What a nonsense!!! Surely if an organisation such as “Readers Digest” is going to come up with what purports to be an authoritative list of the most trusted people in our nation they have some responsibility to use a method that is equitable. To present a list of people of somewhat questionable ‘notoriety’ or popular recognition undermines the process from the start. Of course they then start the questionnaire (that they offered to only 735 NZ adults!!) with a question as to whether or not you know who the candidate is. Fair enough, you surely should know who you trust! But then the curly bit is that if you say you don’t know who the person is, your opinion is discounted, and the ‘trustedness’ of the candidate, on a 1-to-10 scale is measured from the responses of the remaining voters who do know who the person is. Seems reasonable on the face of it, but how reasonable is it that our (supposedly) most trusted NZer, scientist Sir Ron Avery, was decided from the votes of just 34% of the 735 polled?

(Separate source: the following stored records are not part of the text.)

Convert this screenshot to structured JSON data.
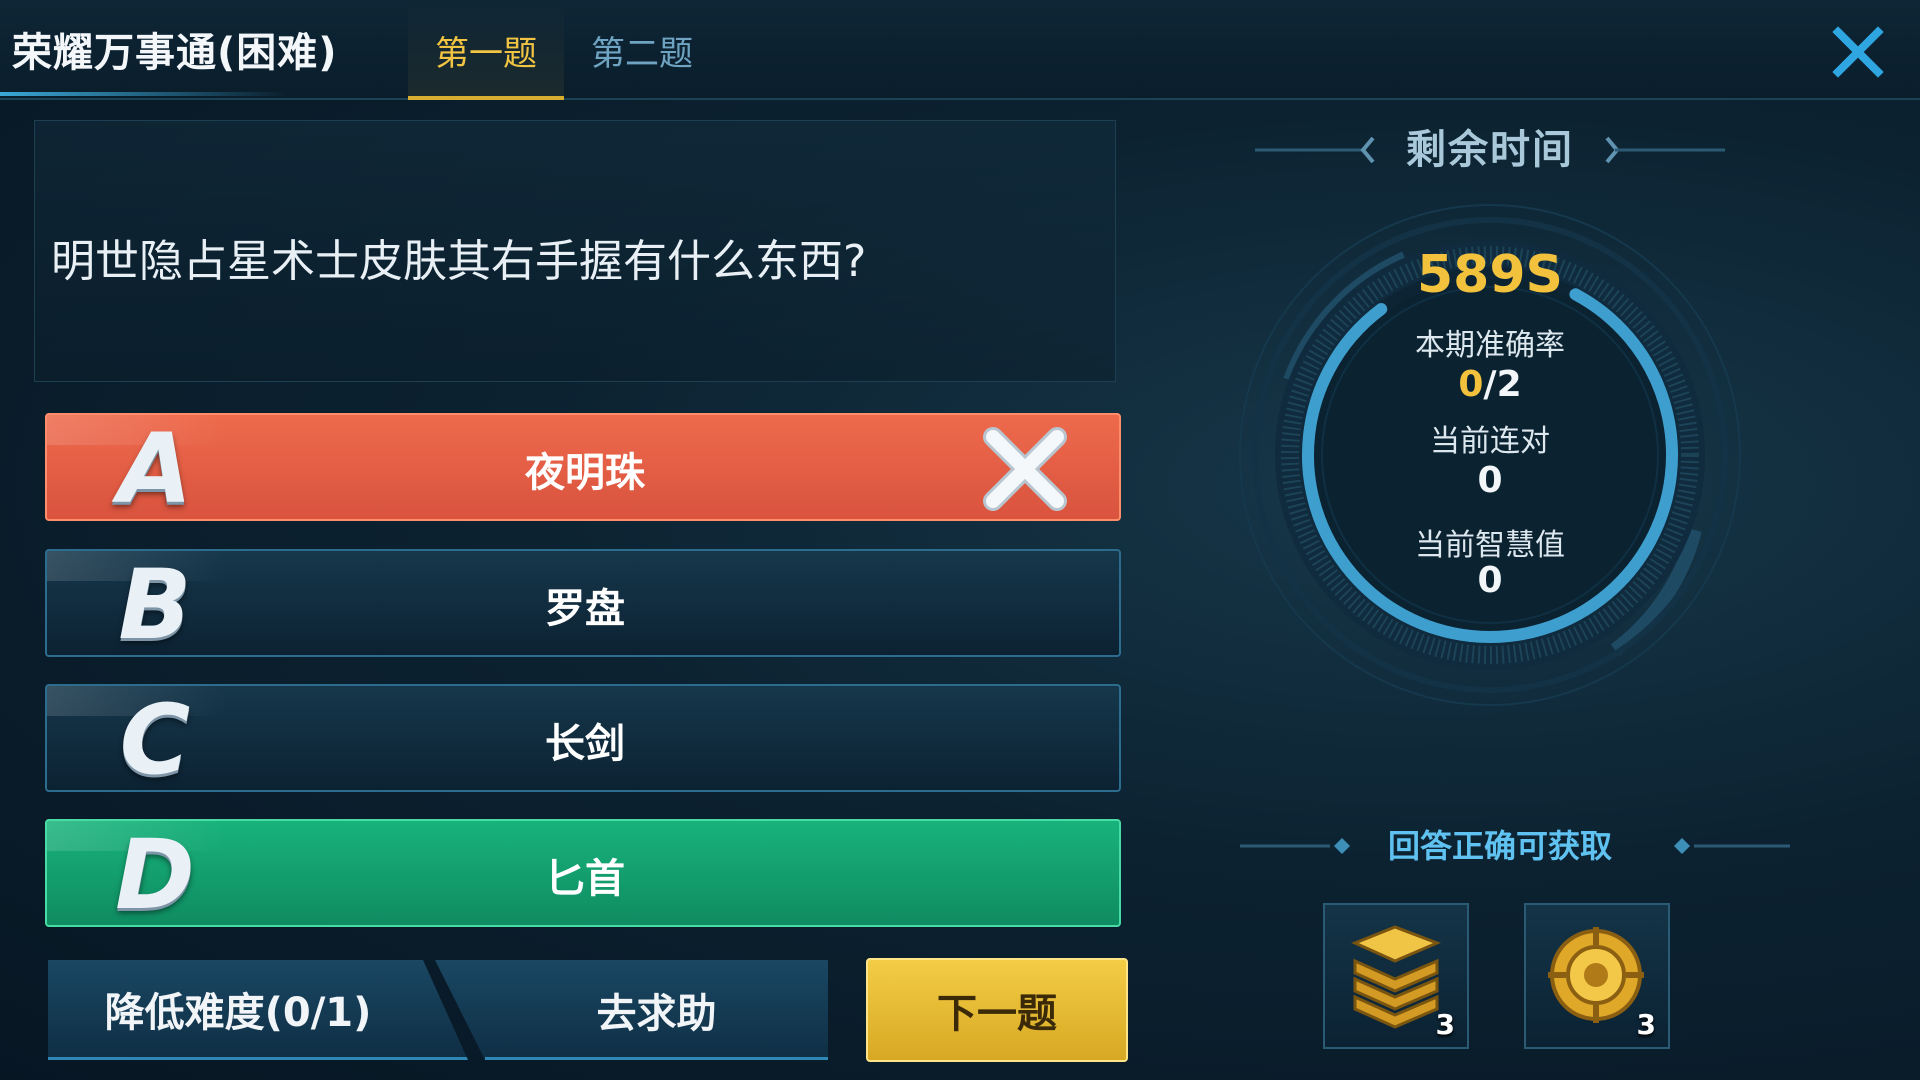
{
  "header": {
    "title": "荣耀万事通(困难)",
    "tabs": [
      {
        "label": "第一题",
        "active": true
      },
      {
        "label": "第二题",
        "active": false
      }
    ]
  },
  "question": {
    "text": "明世隐占星术士皮肤其右手握有什么东西?"
  },
  "options": [
    {
      "letter": "A",
      "label": "夜明珠",
      "state": "wrong"
    },
    {
      "letter": "B",
      "label": "罗盘",
      "state": "normal"
    },
    {
      "letter": "C",
      "label": "长剑",
      "state": "normal"
    },
    {
      "letter": "D",
      "label": "匕首",
      "state": "correct"
    }
  ],
  "buttons": {
    "lower_difficulty": "降低难度(0/1)",
    "ask_help": "去求助",
    "next": "下一题"
  },
  "timer": {
    "title": "剩余时间",
    "remaining": "589S",
    "remaining_fraction": 0.82
  },
  "stats": {
    "accuracy_label": "本期准确率",
    "accuracy_correct": "0",
    "accuracy_total": "/2",
    "streak_label": "当前连对",
    "streak_value": "0",
    "wisdom_label": "当前智慧值",
    "wisdom_value": "0"
  },
  "rewards": {
    "title": "回答正确可获取",
    "items": [
      {
        "icon": "gold-coins-stack-icon",
        "count": "3"
      },
      {
        "icon": "gold-medallion-icon",
        "count": "3"
      }
    ]
  },
  "colors": {
    "accent_gold": "#f2c23d",
    "wrong_red": "#e05d44",
    "correct_green": "#15a472",
    "panel_blue": "#12324a"
  }
}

I think, if I were trying to come up with a truly representative list of ‘trusted’ people, I would firstly extend the range of people to be polled ensuring a good representation of all stratas of our society, and then I would give each person a (reasonable) period of time to create their own list of their 10 (or 100) most trusted in order from most to tenth (hundredth) most. This would then mean that everybody would know everyone they were voting for, and the range of ‘candidates’ would be decided by New Zealand’s ‘rank and file’ and not by a committee of clevers. The ultimate list of 100, or however many it is felt is appropriate would better represent how Kiwis felt about who should be their icons, role models and from whom they would buy a used car! (You never know, Sir Ron might have a nice range in Japanese imports!)